The greatest danger from the use of gasoline as a vehicle fuel is from fires. Gasoline fires in vehicles result in hundreds of deaths and millions of dollars in property damage each year. Methanol does not evaporate or form vapors as readily as gasoline does, and methanol vapors must be four times more concentrated in air than gasoline to ignite. Methanol burns 75% slower than gasoline, and methanol fires release heat at only one-eighth the rate of gasoline. Unlike gasoline fires, methanol fires can be extinguished with water. Methanol is inherently more difficult to ignite than gasoline, and much less likely to cause deadly or damaging car fires if it does ignite. The U.S. EPA has estimated that if all our cars were fueled with methanol, the incidence of vehicle fires would be reduced by 90%, saving hundreds of lives per year.

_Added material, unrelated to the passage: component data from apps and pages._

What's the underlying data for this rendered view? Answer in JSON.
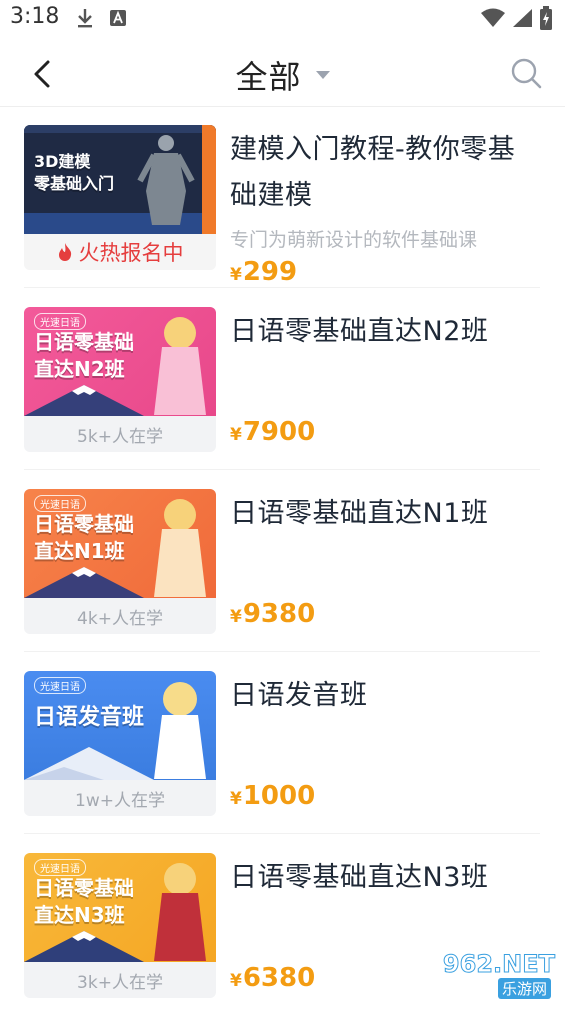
{
  "status_bar": {
    "time": "3:18"
  },
  "header": {
    "title": "全部"
  },
  "courses": [
    {
      "title": "建模入门教程-教你零基础建模",
      "subtitle": "专门为萌新设计的软件基础课",
      "caption": "火热报名中",
      "price_symbol": "¥",
      "price": "299",
      "banner_text": "3D建模\n零基础入门",
      "banner_color": "#1f2a44"
    },
    {
      "title": "日语零基础直达N2班",
      "subtitle": "",
      "caption": "5k+人在学",
      "price_symbol": "¥",
      "price": "7900",
      "banner_text": "日语零基础\n直达N2班",
      "banner_color": "#e8488a"
    },
    {
      "title": "日语零基础直达N1班",
      "subtitle": "",
      "caption": "4k+人在学",
      "price_symbol": "¥",
      "price": "9380",
      "banner_text": "日语零基础\n直达N1班",
      "banner_color": "#f06a3a"
    },
    {
      "title": "日语发音班",
      "subtitle": "",
      "caption": "1w+人在学",
      "price_symbol": "¥",
      "price": "1000",
      "banner_text": "日语发音班",
      "banner_color": "#3b7de0"
    },
    {
      "title": "日语零基础直达N3班",
      "subtitle": "",
      "caption": "3k+人在学",
      "price_symbol": "¥",
      "price": "6380",
      "banner_text": "日语零基础\n直达N3班",
      "banner_color": "#f5a623"
    }
  ],
  "watermark": {
    "text": "962.NET",
    "subtext": "乐游网"
  },
  "colors": {
    "price": "#f39c12",
    "hot": "#e53e3e",
    "divider": "#eeeeee"
  }
}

Methanol, like gasoline or diesel fuels, should never be ingested and is toxic. Deaths have been reported from intake of as little as 13 ml. of gasoline (less than one ounce), which is similar to the fatal ingestion range for methanol. Our bodies contain methanol naturally, and it is found in many parts of our diet, including fresh fruit, vegetables, and fermented foods and beverages. Both methanol and gasoline can be absorbed through human skin, and the response for both is the same: remove any contaminated clothing, and wash with soap and water. Spill-free methanol nozzles have been developed that will prevent a consumer from even being able to come into contact with methanol fuel. During California’s decade long methanol fuel program, there was not a single case of methanol poisoning from the operation of thousands of methanol vehicles traveling a cumulative 200 million miles. Similarly, over 200 million miles of methanol vehicle operation has been accumulated in China without a single reported case of methanol poisoning. Quite simply, we don’t drink our fuels.